▸ **Data records**:
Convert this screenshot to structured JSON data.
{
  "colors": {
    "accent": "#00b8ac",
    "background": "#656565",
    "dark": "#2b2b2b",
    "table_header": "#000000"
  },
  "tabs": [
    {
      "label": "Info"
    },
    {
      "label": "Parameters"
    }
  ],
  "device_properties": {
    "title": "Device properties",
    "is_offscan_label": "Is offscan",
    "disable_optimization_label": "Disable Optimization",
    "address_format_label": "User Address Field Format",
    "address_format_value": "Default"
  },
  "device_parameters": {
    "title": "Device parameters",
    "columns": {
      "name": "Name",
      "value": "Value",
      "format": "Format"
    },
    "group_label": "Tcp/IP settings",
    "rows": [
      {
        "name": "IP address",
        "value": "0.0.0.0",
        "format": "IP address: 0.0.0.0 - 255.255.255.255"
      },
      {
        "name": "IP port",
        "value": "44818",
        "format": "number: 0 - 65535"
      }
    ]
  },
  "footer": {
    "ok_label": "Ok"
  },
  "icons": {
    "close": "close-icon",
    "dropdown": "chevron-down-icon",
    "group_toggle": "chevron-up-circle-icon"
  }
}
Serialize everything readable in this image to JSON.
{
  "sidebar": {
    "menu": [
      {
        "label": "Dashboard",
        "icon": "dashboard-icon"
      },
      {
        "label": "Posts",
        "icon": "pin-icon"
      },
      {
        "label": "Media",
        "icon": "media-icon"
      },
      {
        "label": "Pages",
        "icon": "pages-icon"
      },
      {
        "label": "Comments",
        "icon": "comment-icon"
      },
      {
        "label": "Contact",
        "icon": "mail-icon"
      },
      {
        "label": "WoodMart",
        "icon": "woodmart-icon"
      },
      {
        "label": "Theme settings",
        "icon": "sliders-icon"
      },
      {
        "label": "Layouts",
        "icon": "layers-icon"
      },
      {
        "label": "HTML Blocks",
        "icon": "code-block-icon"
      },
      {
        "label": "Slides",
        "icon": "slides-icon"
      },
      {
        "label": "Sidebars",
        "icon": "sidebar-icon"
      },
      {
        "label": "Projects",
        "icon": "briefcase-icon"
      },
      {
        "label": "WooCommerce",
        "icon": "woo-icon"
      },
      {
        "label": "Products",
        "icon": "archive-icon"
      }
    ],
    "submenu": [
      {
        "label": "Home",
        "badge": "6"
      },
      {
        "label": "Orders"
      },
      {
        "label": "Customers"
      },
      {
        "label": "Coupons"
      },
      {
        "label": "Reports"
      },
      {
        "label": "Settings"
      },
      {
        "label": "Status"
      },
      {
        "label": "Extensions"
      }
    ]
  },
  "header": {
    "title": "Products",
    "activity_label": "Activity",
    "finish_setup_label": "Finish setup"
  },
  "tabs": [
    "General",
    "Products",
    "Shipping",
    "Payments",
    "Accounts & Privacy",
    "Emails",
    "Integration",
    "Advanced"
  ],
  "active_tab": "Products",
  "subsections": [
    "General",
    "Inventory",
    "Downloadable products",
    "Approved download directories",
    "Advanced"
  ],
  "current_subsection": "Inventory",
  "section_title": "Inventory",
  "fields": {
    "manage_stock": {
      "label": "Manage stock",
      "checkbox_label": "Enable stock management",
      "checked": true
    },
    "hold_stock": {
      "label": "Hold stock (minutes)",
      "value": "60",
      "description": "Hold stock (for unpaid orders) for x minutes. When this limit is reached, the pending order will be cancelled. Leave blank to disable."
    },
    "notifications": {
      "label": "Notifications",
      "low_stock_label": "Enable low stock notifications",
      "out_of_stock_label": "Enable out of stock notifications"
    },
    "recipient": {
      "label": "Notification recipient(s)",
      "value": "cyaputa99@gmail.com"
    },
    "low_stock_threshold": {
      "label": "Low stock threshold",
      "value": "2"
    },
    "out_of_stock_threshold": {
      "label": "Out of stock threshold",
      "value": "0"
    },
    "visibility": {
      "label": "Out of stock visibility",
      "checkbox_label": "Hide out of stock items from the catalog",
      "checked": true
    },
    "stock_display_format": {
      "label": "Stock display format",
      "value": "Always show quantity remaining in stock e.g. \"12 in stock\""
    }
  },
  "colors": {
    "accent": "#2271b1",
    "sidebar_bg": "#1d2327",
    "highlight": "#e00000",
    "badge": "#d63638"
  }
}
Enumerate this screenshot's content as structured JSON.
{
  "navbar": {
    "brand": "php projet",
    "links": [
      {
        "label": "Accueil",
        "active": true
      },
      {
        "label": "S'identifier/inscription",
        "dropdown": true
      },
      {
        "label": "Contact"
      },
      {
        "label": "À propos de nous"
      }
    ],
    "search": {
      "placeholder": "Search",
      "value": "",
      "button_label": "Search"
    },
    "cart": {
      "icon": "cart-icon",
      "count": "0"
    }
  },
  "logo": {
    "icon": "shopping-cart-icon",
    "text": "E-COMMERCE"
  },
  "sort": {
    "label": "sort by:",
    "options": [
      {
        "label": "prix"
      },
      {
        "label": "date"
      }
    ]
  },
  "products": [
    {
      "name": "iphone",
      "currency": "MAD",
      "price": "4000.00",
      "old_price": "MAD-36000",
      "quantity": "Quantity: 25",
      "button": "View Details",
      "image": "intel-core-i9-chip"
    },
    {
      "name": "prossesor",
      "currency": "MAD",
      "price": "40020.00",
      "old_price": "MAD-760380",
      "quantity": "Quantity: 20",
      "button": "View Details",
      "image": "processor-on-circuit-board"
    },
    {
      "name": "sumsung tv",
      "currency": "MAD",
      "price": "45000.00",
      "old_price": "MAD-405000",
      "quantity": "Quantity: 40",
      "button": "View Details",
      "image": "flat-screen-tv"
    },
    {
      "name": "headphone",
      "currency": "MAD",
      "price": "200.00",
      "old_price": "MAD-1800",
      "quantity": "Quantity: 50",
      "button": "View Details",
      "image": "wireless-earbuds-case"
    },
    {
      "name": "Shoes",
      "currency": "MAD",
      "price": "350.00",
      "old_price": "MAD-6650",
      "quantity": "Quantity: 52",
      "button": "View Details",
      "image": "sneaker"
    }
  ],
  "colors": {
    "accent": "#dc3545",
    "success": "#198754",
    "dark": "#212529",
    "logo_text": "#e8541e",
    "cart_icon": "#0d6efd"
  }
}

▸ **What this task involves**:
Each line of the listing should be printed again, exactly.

▸ **Solved exercise**:
Convert this screenshot to structured JSON data.
{
  "colors": {
    "accent": "#00b8ac",
    "background": "#656565",
    "dark": "#2b2b2b",
    "table_header": "#000000"
  },
  "tabs": [
    {
      "label": "Info"
    },
    {
      "label": "Parameters"
    }
  ],
  "device_properties": {
    "title": "Device properties",
    "is_offscan_label": "Is offscan",
    "disable_optimization_label": "Disable Optimization",
    "address_format_label": "User Address Field Format",
    "address_format_value": "Default"
  },
  "device_parameters": {
    "title": "Device parameters",
    "columns": {
      "name": "Name",
      "value": "Value",
      "format": "Format"
    },
    "group_label": "Tcp/IP settings",
    "rows": [
      {
        "name": "IP address",
        "value": "0.0.0.0",
        "format": "IP address: 0.0.0.0 - 255.255.255.255"
      },
      {
        "name": "IP port",
        "value": "44818",
        "format": "number: 0 - 65535"
      }
    ]
  },
  "footer": {
    "ok_label": "Ok"
  },
  "icons": {
    "close": "close-icon",
    "dropdown": "chevron-down-icon",
    "group_toggle": "chevron-up-circle-icon"
  }
}
Serialize everything readable in this image to JSON.
{
  "sidebar": {
    "menu": [
      {
        "label": "Dashboard",
        "icon": "dashboard-icon"
      },
      {
        "label": "Posts",
        "icon": "pin-icon"
      },
      {
        "label": "Media",
        "icon": "media-icon"
      },
      {
        "label": "Pages",
        "icon": "pages-icon"
      },
      {
        "label": "Comments",
        "icon": "comment-icon"
      },
      {
        "label": "Contact",
        "icon": "mail-icon"
      },
      {
        "label": "WoodMart",
        "icon": "woodmart-icon"
      },
      {
        "label": "Theme settings",
        "icon": "sliders-icon"
      },
      {
        "label": "Layouts",
        "icon": "layers-icon"
      },
      {
        "label": "HTML Blocks",
        "icon": "code-block-icon"
      },
      {
        "label": "Slides",
        "icon": "slides-icon"
      },
      {
        "label": "Sidebars",
        "icon": "sidebar-icon"
      },
      {
        "label": "Projects",
        "icon": "briefcase-icon"
      },
      {
        "label": "WooCommerce",
        "icon": "woo-icon"
      },
      {
        "label": "Products",
        "icon": "archive-icon"
      }
    ],
    "submenu": [
      {
        "label": "Home",
        "badge": "6"
      },
      {
        "label": "Orders"
      },
      {
        "label": "Customers"
      },
      {
        "label": "Coupons"
      },
      {
        "label": "Reports"
      },
      {
        "label": "Settings"
      },
      {
        "label": "Status"
      },
      {
        "label": "Extensions"
      }
    ]
  },
  "header": {
    "title": "Products",
    "activity_label": "Activity",
    "finish_setup_label": "Finish setup"
  },
  "tabs": [
    "General",
    "Products",
    "Shipping",
    "Payments",
    "Accounts & Privacy",
    "Emails",
    "Integration",
    "Advanced"
  ],
  "active_tab": "Products",
  "subsections": [
    "General",
    "Inventory",
    "Downloadable products",
    "Approved download directories",
    "Advanced"
  ],
  "current_subsection": "Inventory",
  "section_title": "Inventory",
  "fields": {
    "manage_stock": {
      "label": "Manage stock",
      "checkbox_label": "Enable stock management",
      "checked": true
    },
    "hold_stock": {
      "label": "Hold stock (minutes)",
      "value": "60",
      "description": "Hold stock (for unpaid orders) for x minutes. When this limit is reached, the pending order will be cancelled. Leave blank to disable."
    },
    "notifications": {
      "label": "Notifications",
      "low_stock_label": "Enable low stock notifications",
      "out_of_stock_label": "Enable out of stock notifications"
    },
    "recipient": {
      "label": "Notification recipient(s)",
      "value": "cyaputa99@gmail.com"
    },
    "low_stock_threshold": {
      "label": "Low stock threshold",
      "value": "2"
    },
    "out_of_stock_threshold": {
      "label": "Out of stock threshold",
      "value": "0"
    },
    "visibility": {
      "label": "Out of stock visibility",
      "checkbox_label": "Hide out of stock items from the catalog",
      "checked": true
    },
    "stock_display_format": {
      "label": "Stock display format",
      "value": "Always show quantity remaining in stock e.g. \"12 in stock\""
    }
  },
  "colors": {
    "accent": "#2271b1",
    "sidebar_bg": "#1d2327",
    "highlight": "#e00000",
    "badge": "#d63638"
  }
}
Enumerate this screenshot's content as structured JSON.
{
  "navbar": {
    "brand": "php projet",
    "links": [
      {
        "label": "Accueil",
        "active": true
      },
      {
        "label": "S'identifier/inscription",
        "dropdown": true
      },
      {
        "label": "Contact"
      },
      {
        "label": "À propos de nous"
      }
    ],
    "search": {
      "placeholder": "Search",
      "value": "",
      "button_label": "Search"
    },
    "cart": {
      "icon": "cart-icon",
      "count": "0"
    }
  },
  "logo": {
    "icon": "shopping-cart-icon",
    "text": "E-COMMERCE"
  },
  "sort": {
    "label": "sort by:",
    "options": [
      {
        "label": "prix"
      },
      {
        "label": "date"
      }
    ]
  },
  "products": [
    {
      "name": "iphone",
      "currency": "MAD",
      "price": "4000.00",
      "old_price": "MAD-36000",
      "quantity": "Quantity: 25",
      "button": "View Details",
      "image": "intel-core-i9-chip"
    },
    {
      "name": "prossesor",
      "currency": "MAD",
      "price": "40020.00",
      "old_price": "MAD-760380",
      "quantity": "Quantity: 20",
      "button": "View Details",
      "image": "processor-on-circuit-board"
    },
    {
      "name": "sumsung tv",
      "currency": "MAD",
      "price": "45000.00",
      "old_price": "MAD-405000",
      "quantity": "Quantity: 40",
      "button": "View Details",
      "image": "flat-screen-tv"
    },
    {
      "name": "headphone",
      "currency": "MAD",
      "price": "200.00",
      "old_price": "MAD-1800",
      "quantity": "Quantity: 50",
      "button": "View Details",
      "image": "wireless-earbuds-case"
    },
    {
      "name": "Shoes",
      "currency": "MAD",
      "price": "350.00",
      "old_price": "MAD-6650",
      "quantity": "Quantity: 52",
      "button": "View Details",
      "image": "sneaker"
    }
  ],
  "colors": {
    "accent": "#dc3545",
    "success": "#198754",
    "dark": "#212529",
    "logo_text": "#e8541e",
    "cart_icon": "#0d6efd"
  }
}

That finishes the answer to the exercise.